The tensions listed below are evident in reading the introduction and first four chapters of Darwin’s On the Origin of Species (first published in 1859), but are even more evident when looking at the development of his thinking over the preceding two decades (see, e.g., Ospovat 1979). The significance of identifying tensions I explain to biology-in-society students as follows:
Many scientific accounts can be read as stories or narratives (Landau 1984). Stories are more compelling if they adopt a familiar structure (Landau’s structuralist account) and if they resonate with other stories (the hermeneutic emphasis). Identifying the structural themes and noticing connections between parts highlights the causation implied and perhaps exposes weaknesses in the account. For example, Hrdy (1981) uses four dualities that at first seem to reinforce each other—large/small cell, egg/sperm, “female”/”male” unicell, female/male mammal—but then allow us to ask what is anything the relationship is say between a sperm and a male. After all, sperm can carry an X or a Y chromosome. To pursue critical thinking around structural themes, use the pairings to reflect on how the story could appear if the other theme in the pair had been emphasized.
uniformity of processes vs.
historically contingency of events
the balance of nature vs.
a struggle for existence
fixed, stable places (niches) vs.
scrambling for a place
stable equilibrium vs.
biological causes of changing conditions of life vs.
physical & climatic determination
ecological complexity integrated, like an organism vs.
an aggregate of individuals
nature passive or mechanical vs.
active or creative
Hrdy, S. B. (1981). An Initial Inequality.

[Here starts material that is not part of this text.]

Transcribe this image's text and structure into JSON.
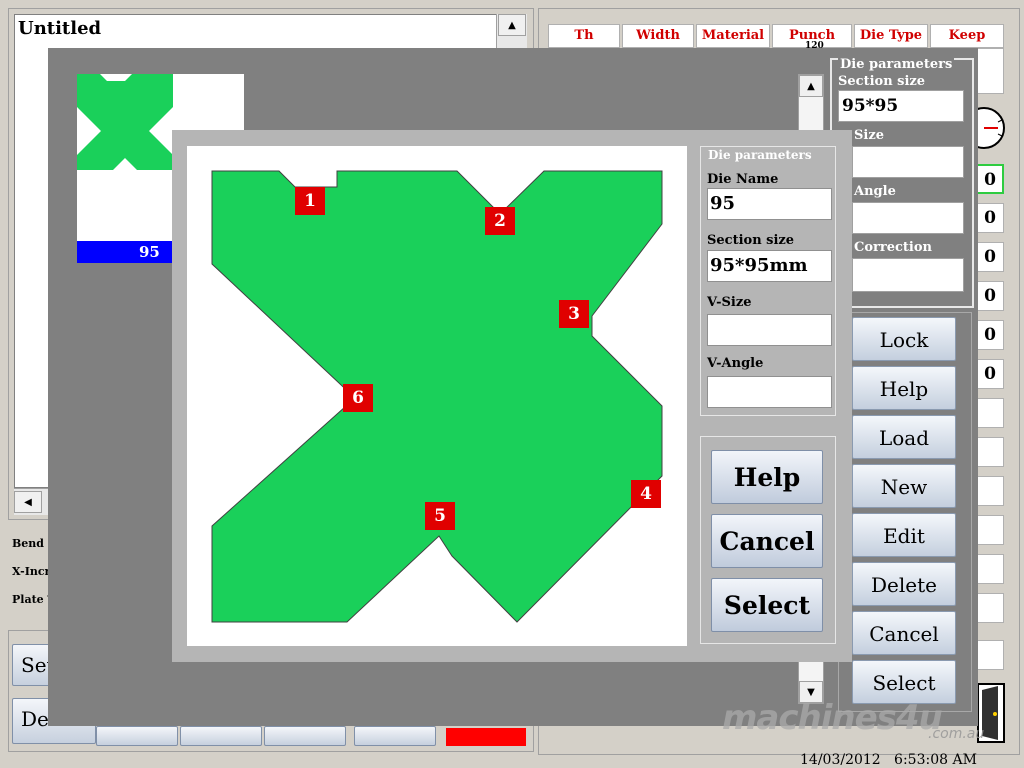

The Woman That Never Evolved. Cambridge, MA, Harvard University Press: 20-23.
Landau, M. (1984). “Human Evolution as Narrative.” Amer. Sci. 72(May-June): 262-268.
Ospovat, D. (1979). “Darwin After Malthus.” Journal of the History of Biology 12(2): 211-230.